● **Task requirements**: Locate every line below that contains the word "logo" and copy it.

● **Stored data**:
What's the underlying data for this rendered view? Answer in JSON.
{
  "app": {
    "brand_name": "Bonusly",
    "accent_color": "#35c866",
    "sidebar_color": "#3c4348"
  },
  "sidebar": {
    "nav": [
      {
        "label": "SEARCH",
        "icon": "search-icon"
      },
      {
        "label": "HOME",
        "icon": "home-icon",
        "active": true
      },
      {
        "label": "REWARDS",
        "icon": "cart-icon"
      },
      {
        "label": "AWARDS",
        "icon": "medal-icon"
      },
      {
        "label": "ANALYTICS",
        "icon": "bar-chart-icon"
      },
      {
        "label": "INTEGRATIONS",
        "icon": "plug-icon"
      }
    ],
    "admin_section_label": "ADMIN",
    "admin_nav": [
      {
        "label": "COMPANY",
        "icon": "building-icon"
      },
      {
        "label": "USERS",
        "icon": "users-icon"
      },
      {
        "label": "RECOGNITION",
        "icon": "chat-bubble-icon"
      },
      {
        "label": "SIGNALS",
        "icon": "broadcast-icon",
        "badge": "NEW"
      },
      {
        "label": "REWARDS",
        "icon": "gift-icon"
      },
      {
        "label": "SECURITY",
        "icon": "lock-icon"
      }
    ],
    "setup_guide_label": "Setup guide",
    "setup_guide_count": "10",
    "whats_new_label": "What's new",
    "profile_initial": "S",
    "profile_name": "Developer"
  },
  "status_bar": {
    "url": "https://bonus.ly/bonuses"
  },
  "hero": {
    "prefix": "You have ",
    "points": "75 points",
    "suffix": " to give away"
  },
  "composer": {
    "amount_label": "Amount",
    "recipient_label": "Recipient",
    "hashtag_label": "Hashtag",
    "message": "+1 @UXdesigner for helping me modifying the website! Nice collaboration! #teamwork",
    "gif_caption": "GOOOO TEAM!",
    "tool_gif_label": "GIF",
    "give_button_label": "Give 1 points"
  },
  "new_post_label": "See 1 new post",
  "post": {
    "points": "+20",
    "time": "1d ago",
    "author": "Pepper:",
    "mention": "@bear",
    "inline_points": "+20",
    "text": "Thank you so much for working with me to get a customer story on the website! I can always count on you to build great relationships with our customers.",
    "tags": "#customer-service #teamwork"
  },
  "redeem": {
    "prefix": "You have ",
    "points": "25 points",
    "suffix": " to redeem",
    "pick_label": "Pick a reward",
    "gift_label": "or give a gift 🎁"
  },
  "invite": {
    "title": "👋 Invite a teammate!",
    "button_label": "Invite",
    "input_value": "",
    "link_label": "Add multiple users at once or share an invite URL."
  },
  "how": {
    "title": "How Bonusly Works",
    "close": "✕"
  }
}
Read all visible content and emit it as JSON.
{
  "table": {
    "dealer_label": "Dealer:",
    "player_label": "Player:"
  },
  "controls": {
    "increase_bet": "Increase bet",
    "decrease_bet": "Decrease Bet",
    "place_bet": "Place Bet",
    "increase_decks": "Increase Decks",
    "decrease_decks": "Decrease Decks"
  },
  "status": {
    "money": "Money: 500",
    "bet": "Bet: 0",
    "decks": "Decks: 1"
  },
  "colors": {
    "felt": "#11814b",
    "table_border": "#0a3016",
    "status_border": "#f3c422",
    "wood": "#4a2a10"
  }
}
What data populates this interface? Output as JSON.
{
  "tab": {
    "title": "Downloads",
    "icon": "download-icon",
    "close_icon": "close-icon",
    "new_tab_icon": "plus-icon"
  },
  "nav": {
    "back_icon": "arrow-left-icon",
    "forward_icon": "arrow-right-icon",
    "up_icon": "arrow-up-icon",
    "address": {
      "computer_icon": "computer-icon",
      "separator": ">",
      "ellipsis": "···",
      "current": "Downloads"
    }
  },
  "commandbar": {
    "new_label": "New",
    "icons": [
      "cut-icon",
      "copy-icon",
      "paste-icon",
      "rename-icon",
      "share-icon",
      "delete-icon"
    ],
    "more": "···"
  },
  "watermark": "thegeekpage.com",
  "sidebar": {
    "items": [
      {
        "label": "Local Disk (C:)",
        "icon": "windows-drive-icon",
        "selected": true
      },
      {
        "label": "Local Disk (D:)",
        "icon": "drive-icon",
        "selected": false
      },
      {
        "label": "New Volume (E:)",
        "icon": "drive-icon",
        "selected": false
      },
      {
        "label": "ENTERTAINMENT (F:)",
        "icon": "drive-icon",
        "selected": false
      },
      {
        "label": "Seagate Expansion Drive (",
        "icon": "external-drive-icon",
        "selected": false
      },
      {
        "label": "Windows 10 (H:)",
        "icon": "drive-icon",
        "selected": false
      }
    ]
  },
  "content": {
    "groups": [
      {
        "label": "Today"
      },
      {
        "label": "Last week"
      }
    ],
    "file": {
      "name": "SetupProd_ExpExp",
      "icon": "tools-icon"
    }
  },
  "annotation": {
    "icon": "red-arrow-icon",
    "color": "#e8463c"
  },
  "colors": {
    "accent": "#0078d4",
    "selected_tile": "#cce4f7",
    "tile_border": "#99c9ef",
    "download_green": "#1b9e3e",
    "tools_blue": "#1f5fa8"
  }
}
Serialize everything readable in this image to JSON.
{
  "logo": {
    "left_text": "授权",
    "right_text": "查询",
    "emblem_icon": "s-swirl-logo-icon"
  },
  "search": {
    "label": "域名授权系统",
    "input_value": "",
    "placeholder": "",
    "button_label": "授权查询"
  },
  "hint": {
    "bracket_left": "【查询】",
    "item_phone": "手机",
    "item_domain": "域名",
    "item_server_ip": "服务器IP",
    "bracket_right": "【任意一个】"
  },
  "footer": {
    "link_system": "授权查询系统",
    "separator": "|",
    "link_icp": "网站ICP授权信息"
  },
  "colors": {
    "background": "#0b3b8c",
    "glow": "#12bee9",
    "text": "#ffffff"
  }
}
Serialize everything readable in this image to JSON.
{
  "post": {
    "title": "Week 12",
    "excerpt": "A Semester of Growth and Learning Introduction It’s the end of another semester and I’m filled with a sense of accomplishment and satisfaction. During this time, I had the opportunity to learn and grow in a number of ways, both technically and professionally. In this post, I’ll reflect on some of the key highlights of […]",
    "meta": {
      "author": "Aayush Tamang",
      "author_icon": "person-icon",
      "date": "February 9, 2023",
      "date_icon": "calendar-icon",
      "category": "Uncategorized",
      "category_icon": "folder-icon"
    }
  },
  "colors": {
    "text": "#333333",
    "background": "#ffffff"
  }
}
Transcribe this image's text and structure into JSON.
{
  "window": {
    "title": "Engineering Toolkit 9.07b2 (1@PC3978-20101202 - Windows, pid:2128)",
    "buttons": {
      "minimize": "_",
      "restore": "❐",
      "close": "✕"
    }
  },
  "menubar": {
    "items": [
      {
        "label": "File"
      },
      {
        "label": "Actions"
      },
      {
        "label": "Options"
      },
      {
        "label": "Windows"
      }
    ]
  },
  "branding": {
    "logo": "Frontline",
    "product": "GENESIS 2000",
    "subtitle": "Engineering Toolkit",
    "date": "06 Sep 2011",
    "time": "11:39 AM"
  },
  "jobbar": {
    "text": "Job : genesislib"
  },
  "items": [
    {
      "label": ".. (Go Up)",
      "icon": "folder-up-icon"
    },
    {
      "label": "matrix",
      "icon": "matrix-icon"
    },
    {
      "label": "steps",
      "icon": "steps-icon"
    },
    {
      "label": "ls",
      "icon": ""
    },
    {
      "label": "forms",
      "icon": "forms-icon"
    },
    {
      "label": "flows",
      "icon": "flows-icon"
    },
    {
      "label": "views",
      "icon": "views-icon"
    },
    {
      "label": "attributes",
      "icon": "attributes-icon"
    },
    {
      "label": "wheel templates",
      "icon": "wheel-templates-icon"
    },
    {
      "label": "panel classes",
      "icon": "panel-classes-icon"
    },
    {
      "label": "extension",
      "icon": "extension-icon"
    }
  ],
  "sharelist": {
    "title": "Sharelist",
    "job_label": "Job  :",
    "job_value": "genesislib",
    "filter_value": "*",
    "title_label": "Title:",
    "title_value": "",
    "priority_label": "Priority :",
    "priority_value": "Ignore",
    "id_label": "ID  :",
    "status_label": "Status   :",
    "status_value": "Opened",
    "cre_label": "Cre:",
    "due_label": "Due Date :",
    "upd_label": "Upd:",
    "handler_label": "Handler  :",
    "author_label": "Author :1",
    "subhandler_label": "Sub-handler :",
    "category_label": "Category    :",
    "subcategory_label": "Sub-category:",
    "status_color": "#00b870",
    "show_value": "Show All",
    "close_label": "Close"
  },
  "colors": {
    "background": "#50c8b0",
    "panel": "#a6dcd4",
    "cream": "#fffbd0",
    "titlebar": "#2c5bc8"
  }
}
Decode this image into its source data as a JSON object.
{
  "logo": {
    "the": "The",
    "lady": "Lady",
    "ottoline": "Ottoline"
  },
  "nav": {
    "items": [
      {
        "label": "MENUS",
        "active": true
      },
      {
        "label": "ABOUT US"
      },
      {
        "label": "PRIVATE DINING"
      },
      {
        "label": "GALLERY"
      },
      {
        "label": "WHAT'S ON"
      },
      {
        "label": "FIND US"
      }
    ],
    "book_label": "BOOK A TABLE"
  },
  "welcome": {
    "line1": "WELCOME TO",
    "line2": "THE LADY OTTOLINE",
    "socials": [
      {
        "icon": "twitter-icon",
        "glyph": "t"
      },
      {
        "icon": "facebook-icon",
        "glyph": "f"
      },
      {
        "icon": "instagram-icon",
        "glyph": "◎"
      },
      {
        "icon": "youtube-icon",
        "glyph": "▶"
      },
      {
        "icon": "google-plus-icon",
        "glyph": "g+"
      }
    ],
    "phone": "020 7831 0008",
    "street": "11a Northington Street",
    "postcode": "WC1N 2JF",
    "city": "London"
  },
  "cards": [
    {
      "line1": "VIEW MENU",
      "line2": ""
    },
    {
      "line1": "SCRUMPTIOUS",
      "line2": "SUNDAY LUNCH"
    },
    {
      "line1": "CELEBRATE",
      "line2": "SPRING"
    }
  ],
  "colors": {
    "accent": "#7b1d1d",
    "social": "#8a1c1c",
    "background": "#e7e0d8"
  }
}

● **Task output**:
  "logo": {
    "emblem_icon": "s-swirl-logo-icon"
    "logo": "Frontline",
  "logo": {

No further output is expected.